It is easy to assume that individuals from poor backgrounds are those who will be affected by alcohol addiction, but this is not necessarily true. While alcoholism does affect people from deprived areas, it also affects those from more affluent areas. It is an illness that does not discriminate based on where a person lives or how much money they have.
The reality is that across Britain, individuals of all ages, race, and gender are affected by alcohol addiction in equal measure. Anyone who drinks alcohol can allow their consumption to get out of control and then find themselves unable to quit even if they wanted to.
Health experts do not have a single cause for alcohol addiction, but they do know that there are certain factors that can increase the likelihood of a person developing it. For example, studies have shown that people who have suffered traumatic experiences are more likely to be affected by addiction than those who have not. Trauma comes in many forms but it can include the death of a loved one, being involved in a traffic accident, being bullied, suffering any form of abuse, witnessing combat, or living with a mentally ill family member.
Other factors that increase a person’s chance of becoming addicted include having a parent with an addiction. Children of alcoholic parents are five times more likely to become alcoholics themselves at a later date. Early exposure to alcohol and the environment in which a person grows up can also play a role in the likelihood of addiction for specific individuals.
While all the above factors increase an individual’s risk for addiction, they do not guarantee it will happen. There is just no way to know who will and who will not go on to suffer with any type of addiction, including alcohol addiction. There are many people who have every single risk factor but will never be affected while others with no risk factors could find themselves in the grip of a devastating alcohol addiction.
Anyone who is physically dependent on alcohol should consider a programme of detoxification and rehabilitation to put their days of substance abuse behind them. It takes a very strong and motivated individual to quit alcohol without help once a physical dependence has occurred. Unfortunately, these are not the traits of the typical addict. Strength and motivation come with encouragement and support, and this is often found with the help of dedicated and professional counsellors and therapists.
Struggling with an alcohol addiction without accessing help is a bad idea.
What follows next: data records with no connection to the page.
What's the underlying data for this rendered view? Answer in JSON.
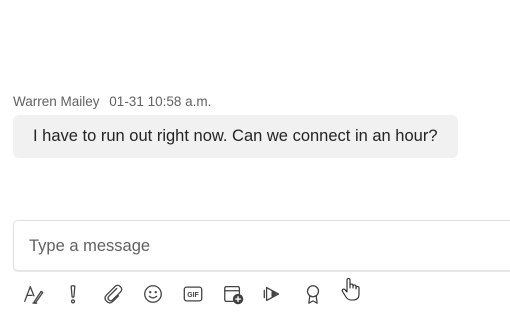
{
  "message": {
    "sender": "Warren Mailey",
    "timestamp": "01-31 10:58 a.m.",
    "text": "I have to run out right now. Can we connect in an hour?"
  },
  "compose": {
    "placeholder": "Type a message"
  },
  "toolbar": {
    "gif_label": "GIF",
    "icons": [
      "format-icon",
      "important-icon",
      "attach-icon",
      "emoji-icon",
      "gif-icon",
      "schedule-meeting-icon",
      "stream-icon",
      "praise-icon"
    ]
  },
  "colors": {
    "bubble_bg": "#f1f1f1",
    "text": "#242424",
    "meta_text": "#616161",
    "icon": "#424242"
  }
}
Alcoholism is an illness of the brain and it is not going to go away just because you want it to. If you want to get your life back on track, you need to consider reaching out for help.
With a programme of detoxification, you can begin the process of recovery by tackling a crucial element of your illness – your physical dependence. While detoxification is different from rehab treatment, it is a vital part of the recovery process and will ensure that you have a clean mind and body before starting a rehab programme.
Tackling the emotional and psychological aspect of the illness is the job of rehabilitation. During this treatment, you will be helped to identify the cause of your addictive behaviour. Once you have done this, you can work closely with a counsellor or therapist to learn various coping strategies to help prevent a relapse in the future.
Rehab programmes help alcoholics to rebuild their lives and learn valuable skills that they can use on the outside world. The programmes also help recovering alcoholics to learn more about their illness and why they were affected in the first place. With support and encouragement, counsellors and therapists can work on relationships with family members so that everyone can move forward once the programme has come to a completion.
If you would like more information on the question of who should go to alcohol rehab as well as on specific rehab programmes, you can call us.